When Michael Smith (R-Greenburgh) ran for the Board of Legislators’ District 3 in 2011, he was a political newcomer facing mainstay Democrat and former Pleasantville Mayor John Nonna. He pulled out the victory with 51 percent of the vote.
Smith is now the incumbent, and even though a Democratic challenger has yet to be announced, he is confident he can retain his seat.
Smith, 56, officially announced his intent to run for a second term last week outside Elements Restaurant in White Plains. The Republican’s district encompasses the towns of North Castle and Mount Pleasant, including the villages of Pleasantville and Sleepy Hollow, and portions of Greenburgh and Harrison.
“We need to make it so that our children have the ability to move back to Westchester when they go to college, and then so they can pay the property taxes,” Smith said in an interview Thursday. “That’s what my mission is. I’m going to focus on that for the remainder of this term and for the next two-year term.”
Smith, a CPA and chartered financial analyst serves as chief financial officer for Berkeley Educational Services. He said he would continue to support County Executive Rob Astorino, who is also facing re-election, regarding affordable housing settlement issues with the federal Department of Housing and Urban Development. The settlement mandates Westchester build 750 units of affordable housing by 2016, with the source-of-income legislation a main sticking point.
Smith said he supports much of what Astorino has fought to do in his first term in office, such as reining in taxes and maintaining the AAA bond rating for the county.
During negotiations for the 2013 county budget, Smith said his work with Astorino is an example of his commitment to keeping taxes low in a county that has been the highest taxed in the United States. He said he worked to find compromises with a reasonable budget while eight legislators, all Democrats, walked out of the room.

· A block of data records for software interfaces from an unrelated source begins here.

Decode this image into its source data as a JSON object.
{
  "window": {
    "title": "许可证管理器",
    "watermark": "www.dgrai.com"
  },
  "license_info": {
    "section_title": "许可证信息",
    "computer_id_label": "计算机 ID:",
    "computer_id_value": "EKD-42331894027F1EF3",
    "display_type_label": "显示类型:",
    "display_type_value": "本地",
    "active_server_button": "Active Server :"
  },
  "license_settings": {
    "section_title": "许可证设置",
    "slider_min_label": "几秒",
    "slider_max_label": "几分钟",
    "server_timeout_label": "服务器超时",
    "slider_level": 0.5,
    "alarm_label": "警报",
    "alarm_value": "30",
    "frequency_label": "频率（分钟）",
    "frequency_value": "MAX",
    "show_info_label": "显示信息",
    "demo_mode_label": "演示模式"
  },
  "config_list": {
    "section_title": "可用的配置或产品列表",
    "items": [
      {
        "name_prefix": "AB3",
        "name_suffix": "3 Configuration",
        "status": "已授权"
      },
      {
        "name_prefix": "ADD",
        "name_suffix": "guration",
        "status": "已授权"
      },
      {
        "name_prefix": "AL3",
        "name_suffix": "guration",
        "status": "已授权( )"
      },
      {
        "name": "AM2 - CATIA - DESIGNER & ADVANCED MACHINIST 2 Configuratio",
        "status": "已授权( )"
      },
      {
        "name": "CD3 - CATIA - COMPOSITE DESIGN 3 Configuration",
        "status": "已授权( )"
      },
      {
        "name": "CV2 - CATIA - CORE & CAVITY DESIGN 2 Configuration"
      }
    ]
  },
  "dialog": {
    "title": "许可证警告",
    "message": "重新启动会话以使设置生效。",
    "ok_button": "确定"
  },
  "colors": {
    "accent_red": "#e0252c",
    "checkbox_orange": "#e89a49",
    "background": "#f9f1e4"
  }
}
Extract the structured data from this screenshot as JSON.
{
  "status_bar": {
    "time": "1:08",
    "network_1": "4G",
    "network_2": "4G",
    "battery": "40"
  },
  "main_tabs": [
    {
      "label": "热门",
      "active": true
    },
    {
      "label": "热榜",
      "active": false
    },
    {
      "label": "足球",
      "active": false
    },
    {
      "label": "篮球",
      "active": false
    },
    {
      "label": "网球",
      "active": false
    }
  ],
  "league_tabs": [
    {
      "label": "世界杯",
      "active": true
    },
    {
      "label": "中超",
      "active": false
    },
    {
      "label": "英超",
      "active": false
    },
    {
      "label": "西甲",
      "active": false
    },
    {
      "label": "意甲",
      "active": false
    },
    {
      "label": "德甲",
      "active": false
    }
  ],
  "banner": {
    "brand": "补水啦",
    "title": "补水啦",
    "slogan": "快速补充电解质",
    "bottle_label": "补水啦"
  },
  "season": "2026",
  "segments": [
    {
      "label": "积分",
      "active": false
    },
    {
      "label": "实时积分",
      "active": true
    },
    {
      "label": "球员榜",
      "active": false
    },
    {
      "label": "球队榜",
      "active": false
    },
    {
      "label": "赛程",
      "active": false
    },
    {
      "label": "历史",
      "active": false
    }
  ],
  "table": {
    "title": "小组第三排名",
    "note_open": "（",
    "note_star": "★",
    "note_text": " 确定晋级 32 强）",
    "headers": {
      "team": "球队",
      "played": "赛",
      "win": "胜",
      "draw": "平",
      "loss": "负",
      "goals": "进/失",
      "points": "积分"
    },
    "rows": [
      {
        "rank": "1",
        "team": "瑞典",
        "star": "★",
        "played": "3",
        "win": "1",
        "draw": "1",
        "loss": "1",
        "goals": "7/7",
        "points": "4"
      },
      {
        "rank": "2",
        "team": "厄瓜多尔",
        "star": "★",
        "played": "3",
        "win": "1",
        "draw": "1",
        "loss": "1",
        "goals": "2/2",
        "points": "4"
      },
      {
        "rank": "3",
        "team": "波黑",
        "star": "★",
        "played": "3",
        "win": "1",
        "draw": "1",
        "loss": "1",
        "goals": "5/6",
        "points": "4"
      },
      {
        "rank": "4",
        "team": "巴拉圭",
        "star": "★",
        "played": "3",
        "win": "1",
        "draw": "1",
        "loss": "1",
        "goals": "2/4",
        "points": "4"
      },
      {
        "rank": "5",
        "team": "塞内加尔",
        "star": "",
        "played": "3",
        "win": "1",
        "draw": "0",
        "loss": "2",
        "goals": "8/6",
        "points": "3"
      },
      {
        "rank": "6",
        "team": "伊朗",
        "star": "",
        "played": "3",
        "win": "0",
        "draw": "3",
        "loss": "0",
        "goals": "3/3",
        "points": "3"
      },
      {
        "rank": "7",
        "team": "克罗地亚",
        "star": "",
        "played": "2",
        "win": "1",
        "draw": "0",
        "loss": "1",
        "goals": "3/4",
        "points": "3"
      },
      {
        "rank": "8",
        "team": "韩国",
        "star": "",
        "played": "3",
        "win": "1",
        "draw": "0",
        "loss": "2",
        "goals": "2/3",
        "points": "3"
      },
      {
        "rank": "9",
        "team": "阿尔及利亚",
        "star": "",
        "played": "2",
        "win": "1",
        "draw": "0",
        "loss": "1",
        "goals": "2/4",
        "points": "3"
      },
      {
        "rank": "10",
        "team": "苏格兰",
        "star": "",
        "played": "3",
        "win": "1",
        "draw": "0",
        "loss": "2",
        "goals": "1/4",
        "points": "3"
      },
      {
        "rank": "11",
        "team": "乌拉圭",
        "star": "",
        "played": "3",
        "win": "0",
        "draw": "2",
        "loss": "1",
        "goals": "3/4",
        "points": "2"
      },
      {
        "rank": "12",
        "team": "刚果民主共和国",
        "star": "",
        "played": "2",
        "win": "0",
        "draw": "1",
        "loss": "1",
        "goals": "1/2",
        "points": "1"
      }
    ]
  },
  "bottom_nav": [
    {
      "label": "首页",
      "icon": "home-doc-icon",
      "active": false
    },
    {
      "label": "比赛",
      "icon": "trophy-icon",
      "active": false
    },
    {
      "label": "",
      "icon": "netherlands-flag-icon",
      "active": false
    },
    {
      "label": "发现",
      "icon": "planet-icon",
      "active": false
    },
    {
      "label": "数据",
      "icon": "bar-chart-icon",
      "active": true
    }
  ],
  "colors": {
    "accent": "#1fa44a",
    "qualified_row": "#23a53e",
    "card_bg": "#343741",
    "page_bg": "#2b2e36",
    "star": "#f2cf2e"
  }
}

“It’s disgraceful that people who are getting paid to do this work actually walked out on their responsibility,” Smith said. “I stayed in the room. We negotiated. We came with a budget that was difficult and challenging but fair and appropriate and in the best long-term interest of Westchester County taxpayers.”
While Smith praised Astorino, he didn’t mince words when referencing his disapproval for some of his colleagues on the Board of Legislators. Smith accused Democratic lawmakers of intentionally holding up capital projects to make it appear as though Astorino “wasn’t doing his job.”
Press releases sent out by the Board of Legislators, which Smith said are taxpayer funded, has also been a source of frustration for him.
“They put more effort into their press releases…than into actual efforts,” he said.
Smith’s solution for greater efficiency is to replace Kenneth Jenkins as the board’s chairman. Smith said the new chairman must be willing to accept a difference of opinion and promote public discussion rather than stonewalling it.
As of Monday afternoon, no one from the county’s Democratic Committee returned calls to answer questions regarding a potential challenger in the race. Smith said he isn’t aware of anyone in particular but expects a challenger to emerge.
Regardless of who that challenger may be, Smith is confident he will remain in office. Throughout last week’s interview, he indicated his certainty of victory by saying “when” he gets re-elected, rather than “if.”
“I will continue, in the next session when I get re-elected, I will continue to passionately advocate for long-term financial discipline in Westchester County,” Smith said. “Advocating for good long-term decisions that are in the interest of all taxpayers.”